The Town of Front Royal, administered by the Front Royal-Warren County Chamber of Commerce, will begin taking grant applications from Town businesses for financial assistance. The intent of the forgivable grant program is to provide immediate relief to Town small businesses that can demonstrate economic hardship from the effects of the COVID-19 pandemic. The grant funds shall be used to pay outstanding Town of Front Royal utility bills in order to continue to receive essential services, the remaining grant funds may be used to pay for other expenses associated with a business interruption.

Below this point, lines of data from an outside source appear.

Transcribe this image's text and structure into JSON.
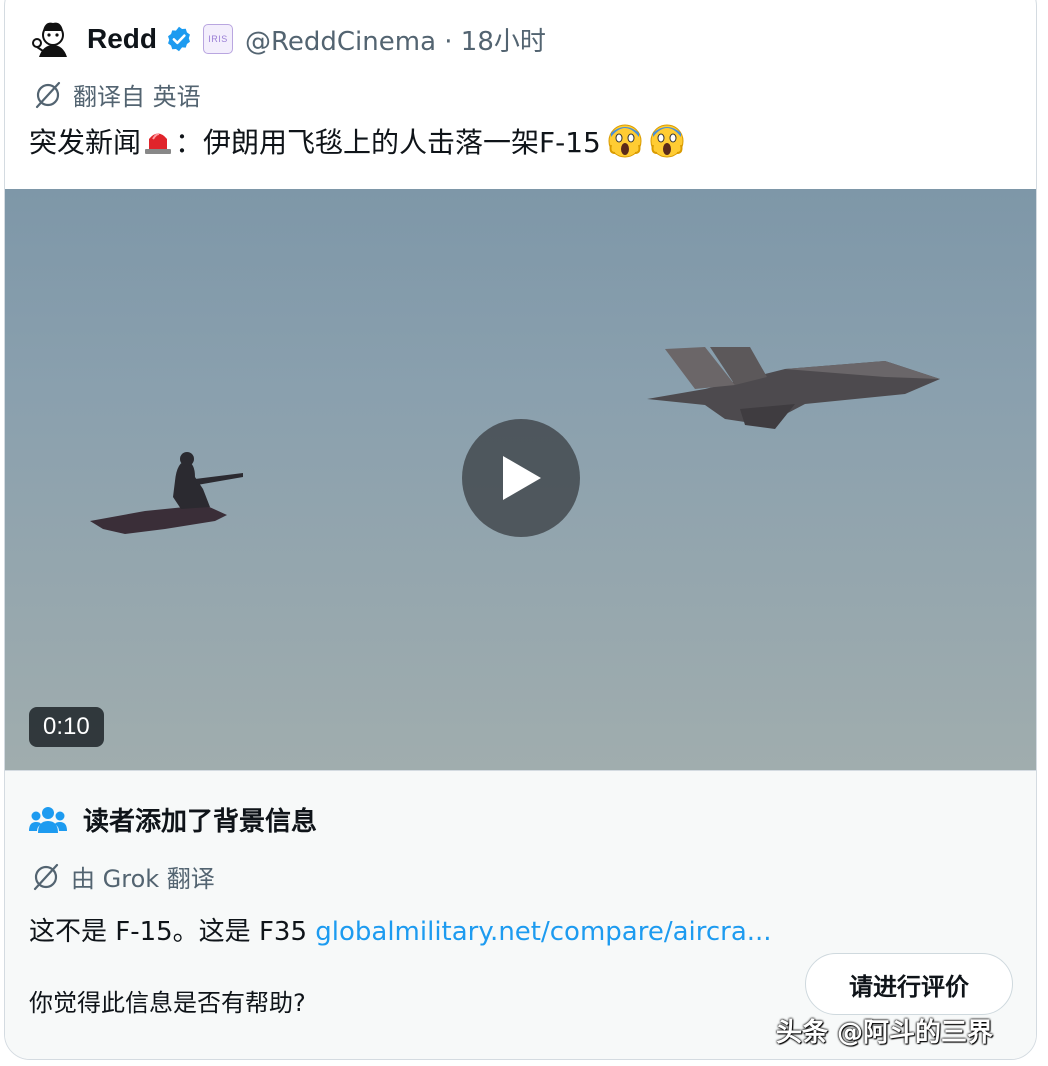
{
  "author": {
    "display_name": "Redd",
    "affiliate_badge": "IRIS",
    "handle_time": "@ReddCinema · 18小时",
    "verified_icon": "verified-badge-icon",
    "avatar_icon": "cartoon-avatar-icon"
  },
  "translation": {
    "label": "翻译自 英语",
    "icon": "translate-icon"
  },
  "tweet": {
    "text_main": "突发新闻",
    "text_rest": "：伊朗用飞毯上的人击落一架F-15"
  },
  "video": {
    "duration": "0:10",
    "play_icon": "play-icon"
  },
  "community_note": {
    "title": "读者添加了背景信息",
    "translated_by": "由 Grok 翻译",
    "text": "这不是 F-15。这是 F35 ",
    "link": "globalmilitary.net/compare/aircra...",
    "helpful_question": "你觉得此信息是否有帮助?",
    "rate_button": "请进行评价"
  },
  "watermark": "头条 @阿斗的三界",
  "colors": {
    "link": "#1d9bf0",
    "secondary_text": "#536471",
    "verified": "#1d9bf0",
    "note_background": "#f7f9f9"
  }
}
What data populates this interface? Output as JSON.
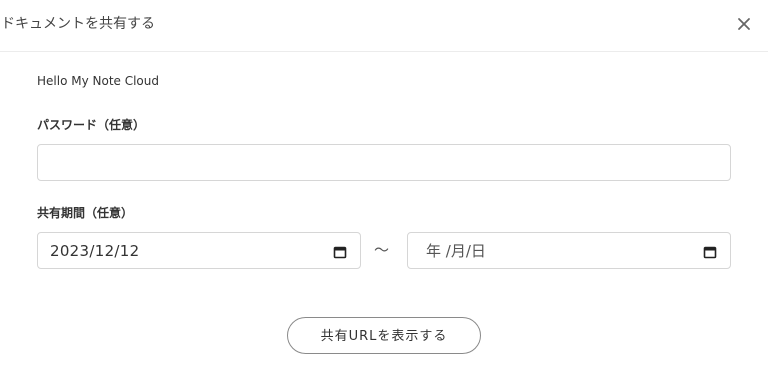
{
  "modal": {
    "title": "ドキュメントを共有する",
    "close_icon": "close-icon"
  },
  "document": {
    "name": "Hello My Note Cloud"
  },
  "password": {
    "label": "パスワード（任意）",
    "value": "",
    "placeholder": ""
  },
  "period": {
    "label": "共有期間（任意）",
    "start_value": "2023/12/12",
    "separator": "～",
    "end_placeholder": "年 /月/日",
    "calendar_icon": "calendar-icon"
  },
  "actions": {
    "show_url_label": "共有URLを表示する"
  },
  "colors": {
    "border": "#d6d6d6",
    "text": "#333333",
    "button_border": "#8a8a8a"
  }
}
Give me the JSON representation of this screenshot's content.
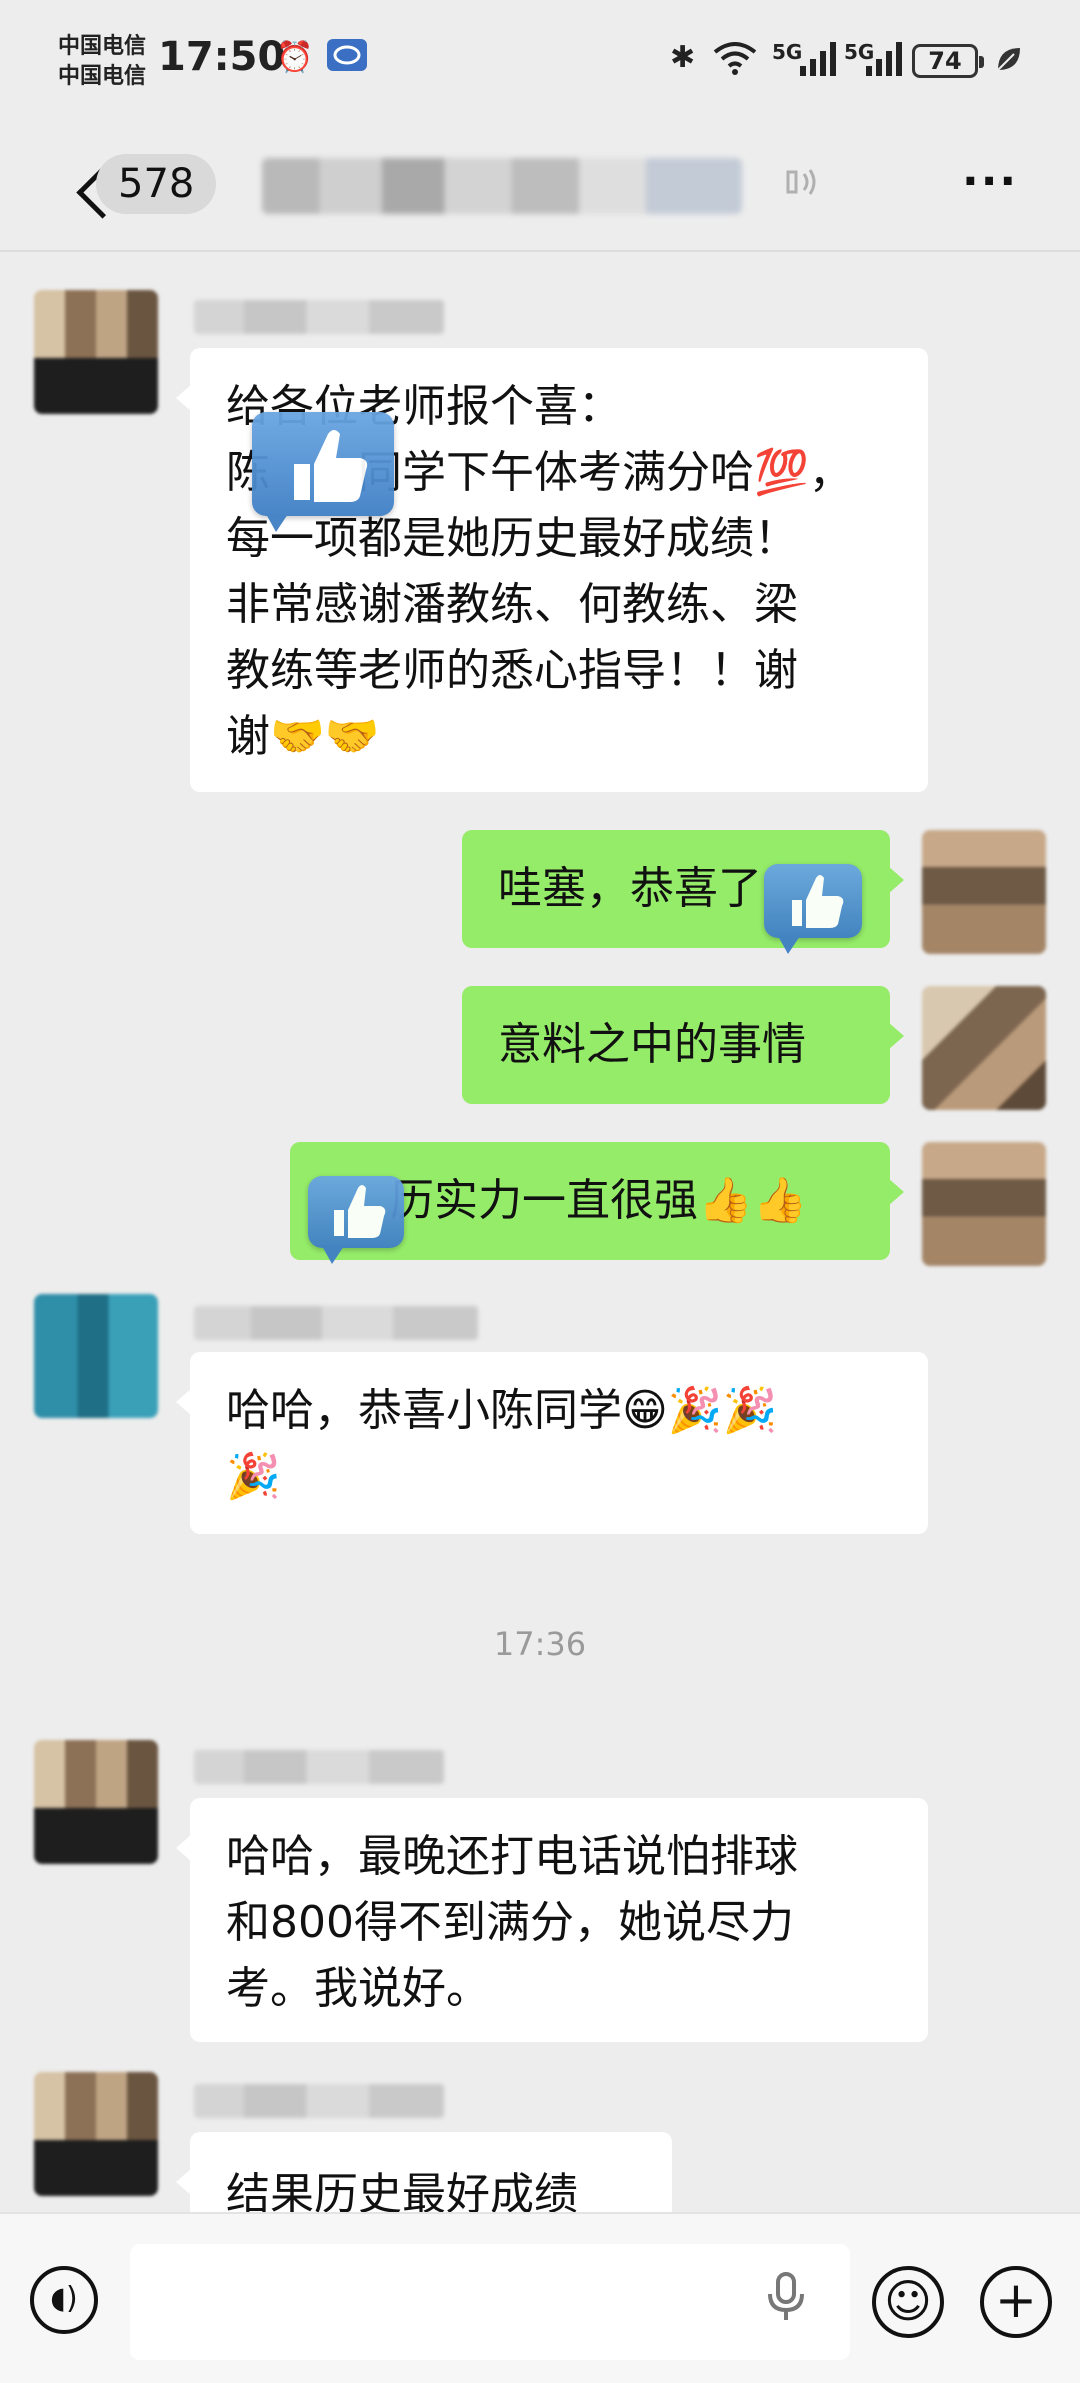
{
  "status_bar": {
    "carrier_1": "中国电信",
    "carrier_2": "中国电信",
    "time": "17:50",
    "alarm_icon": "alarm-icon",
    "bluetooth_icon": "✱",
    "wifi_icon": "wifi-icon",
    "signal_1": "5G",
    "signal_2": "5G",
    "battery": "74"
  },
  "header": {
    "back_icon": "chevron-left-icon",
    "unread_count": "578",
    "more_label": "···"
  },
  "messages": [
    {
      "side": "left",
      "lines": [
        "给各位老师报个喜：",
        "陈　　同学下午体考满分哈💯，",
        "每一项都是她历史最好成绩！",
        "非常感谢潘教练、何教练、梁",
        "教练等老师的悉心指导！！谢",
        "谢🤝🤝"
      ]
    },
    {
      "side": "right",
      "text": "哇塞，恭喜了"
    },
    {
      "side": "right",
      "text": "意料之中的事情"
    },
    {
      "side": "right",
      "text": "历实力一直很强👍👍"
    },
    {
      "side": "left",
      "lines": [
        "哈哈，恭喜小陈同学😁🎉🎉",
        "🎉"
      ]
    },
    {
      "side": "left",
      "lines": [
        "哈哈，最晚还打电话说怕排球",
        "和800得不到满分，她说尽力",
        "考。我说好。"
      ]
    },
    {
      "side": "left",
      "lines": [
        "结果历史最好成绩"
      ]
    }
  ],
  "timestamp": "17:36",
  "input_bar": {
    "voice_icon": "voice-icon",
    "mic_icon": "microphone-icon",
    "emoji_icon": "emoji-icon",
    "plus_icon": "plus-icon",
    "voice_glyph": "◖)",
    "mic_glyph": "🎙",
    "emoji_glyph": "☺",
    "plus_glyph": "+",
    "input_value": ""
  }
}
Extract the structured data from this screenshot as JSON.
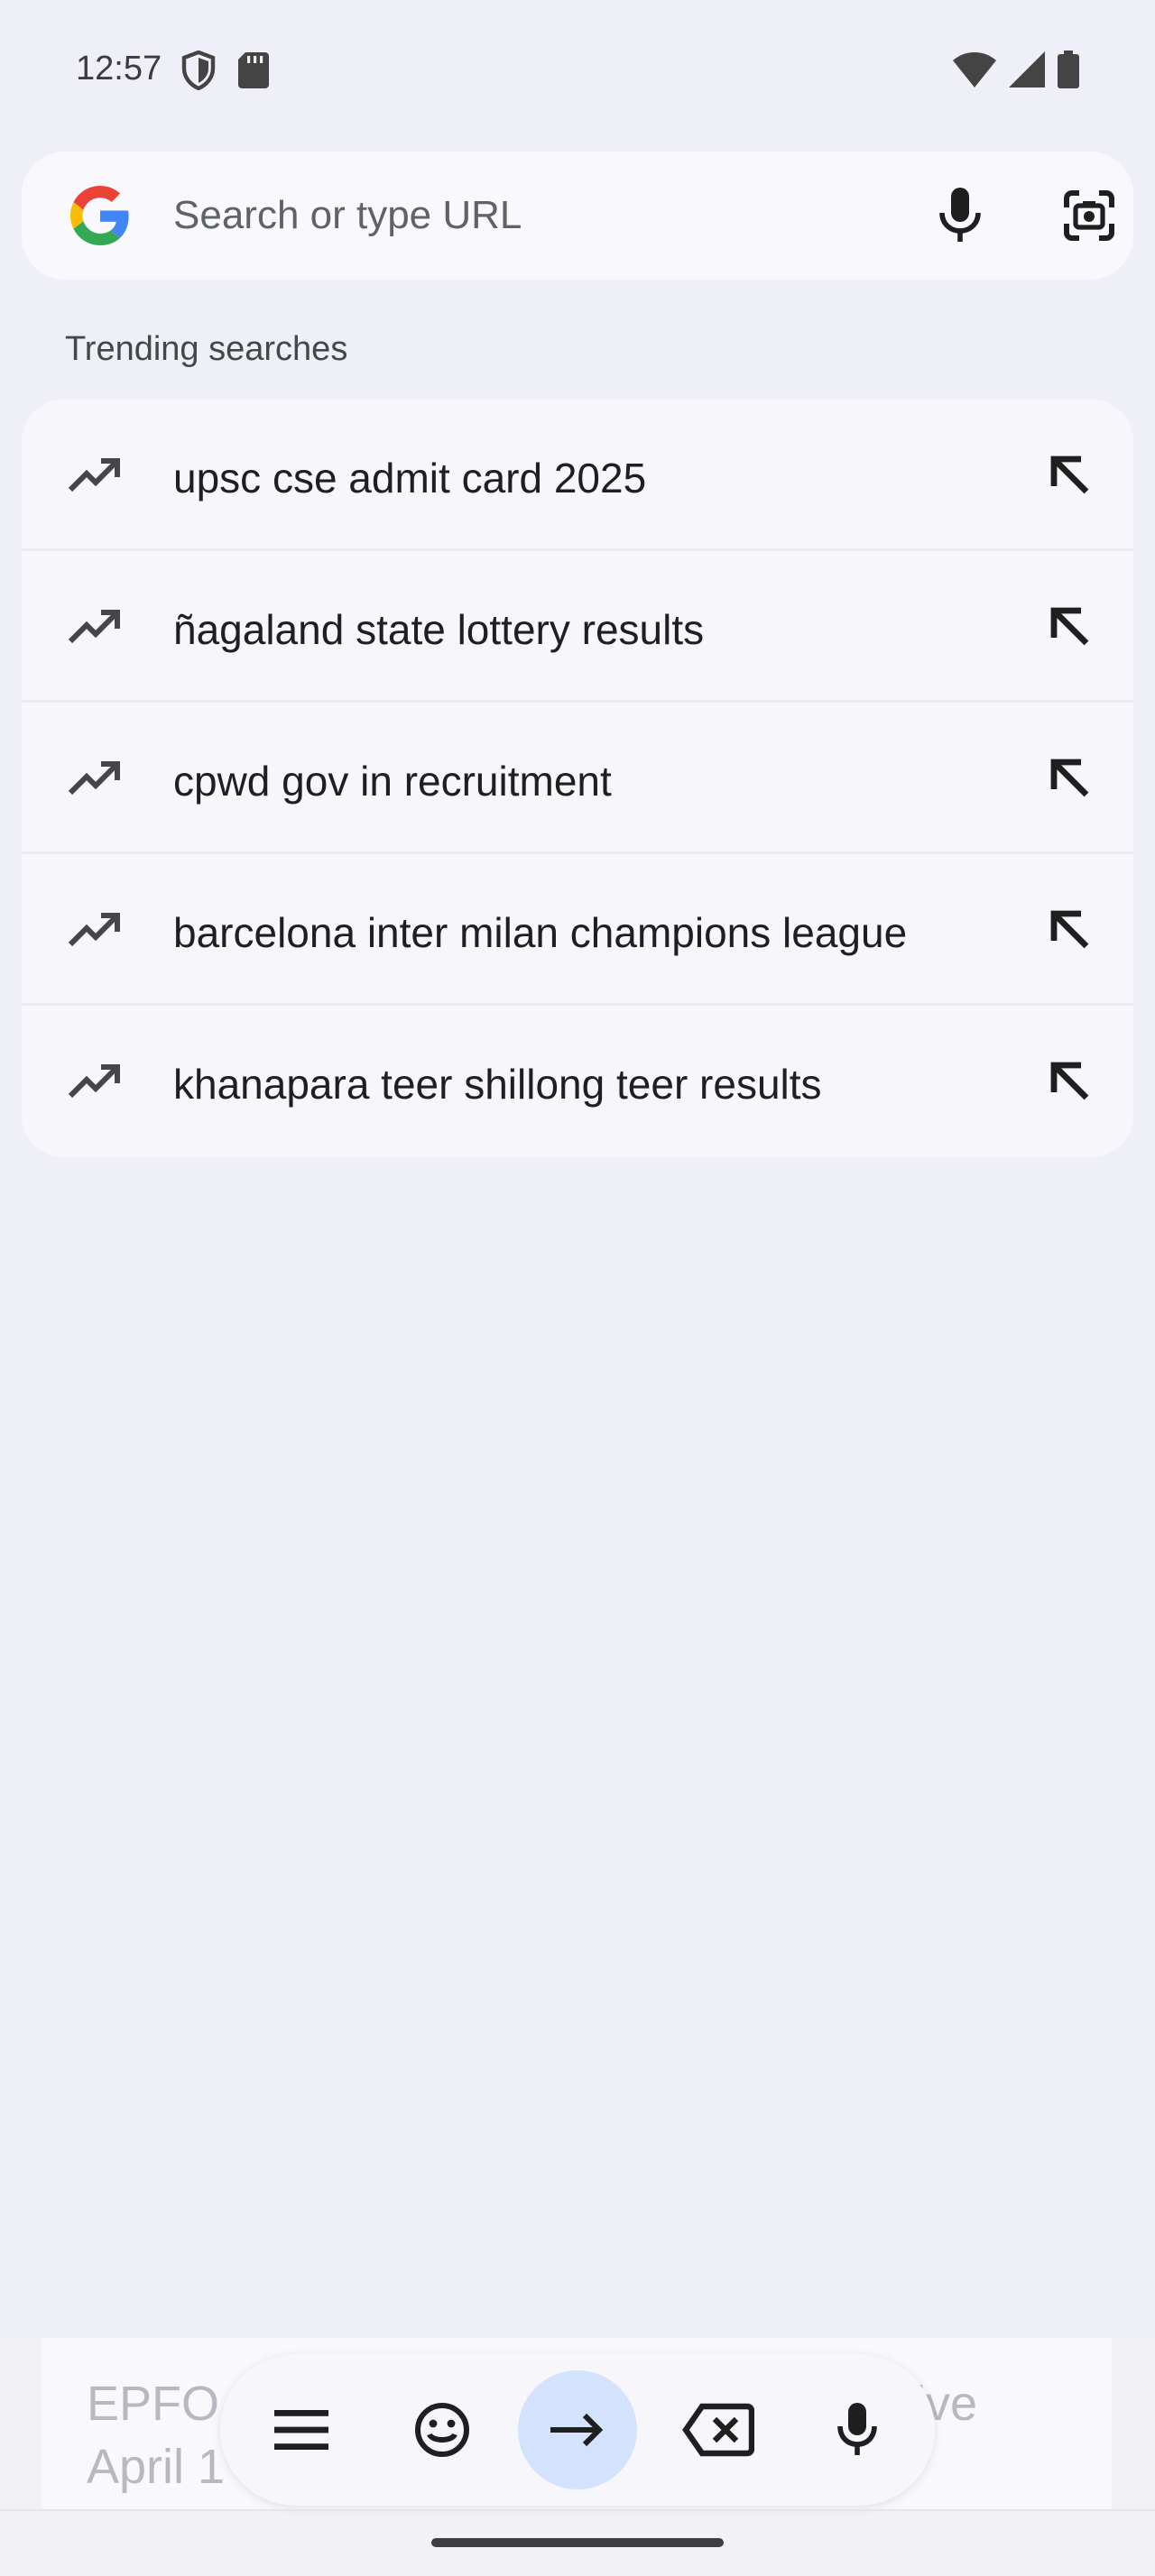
{
  "status_bar": {
    "time": "12:57",
    "left_icons": [
      "shield-icon",
      "sd-card-icon"
    ],
    "right_icons": [
      "wifi-icon",
      "cell-signal-icon",
      "battery-icon"
    ]
  },
  "search_bar": {
    "placeholder": "Search or type URL",
    "icons": [
      "google-logo",
      "mic-icon",
      "lens-camera-icon"
    ]
  },
  "trending": {
    "label": "Trending searches",
    "items": [
      {
        "text": "upsc cse admit card 2025"
      },
      {
        "text": "ñagaland state lottery results"
      },
      {
        "text": "cpwd gov in recruitment"
      },
      {
        "text": "barcelona inter milan champions league"
      },
      {
        "text": "khanapara teer shillong teer results"
      }
    ]
  },
  "keyboard": {
    "ghost_left_line1": "EPFO",
    "ghost_right_line1": "ctive",
    "ghost_left_line2": "April 1",
    "toolbar_icons": [
      "menu-icon",
      "emoji-icon",
      "arrow-right-icon",
      "backspace-icon",
      "mic-icon"
    ]
  },
  "colors": {
    "background": "#eff0f7",
    "card": "#f6f6fb",
    "accent_go": "#d3e3fd",
    "google_blue": "#4285F4",
    "google_red": "#EA4335",
    "google_yellow": "#FBBC05",
    "google_green": "#34A853"
  }
}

Businesses may receive grant funding between $2,500 and $20,000 depending on their 2019 gross receipts. The Front Royal-Warren County Chamber of Commerce will work in conjunction with the Town of Front Royal Finance Department and the Front Royal CARES Committee to administer the grant.
“The Town Council has been anxious to help local businesses and was prepared in April to use Town reserve funds. Fortunately, the Town has received over one million dollars in CARES Act funds to help our local small businesses and boost our economy. I would personally like to thank the Town Council, the Front Royal-Warren County Chamber of Commerce, and the Front Royal CARES Committee for all their hard work getting us to this point. I am looking forward to checks being cut in a few weeks.” said Matthew Tederick, Interim Town Manager.
Niki Foster, President of the Front Royal-Warren County Chamber of Commerce said, “The Chamber’s Vision statement is, ‘To be recognized as the leading resource for business in Front Royal-Warren County.’ That is why we are so honored to be able to not only help the Town of Front Royal administer the financial assistance grant program, but as importantly, help our local small businesses who are the backbone of our community.”
Town of Front Royal businesses interested in applying for the business recovery grants can do so now at www.FrontRoyalVA.com/CARES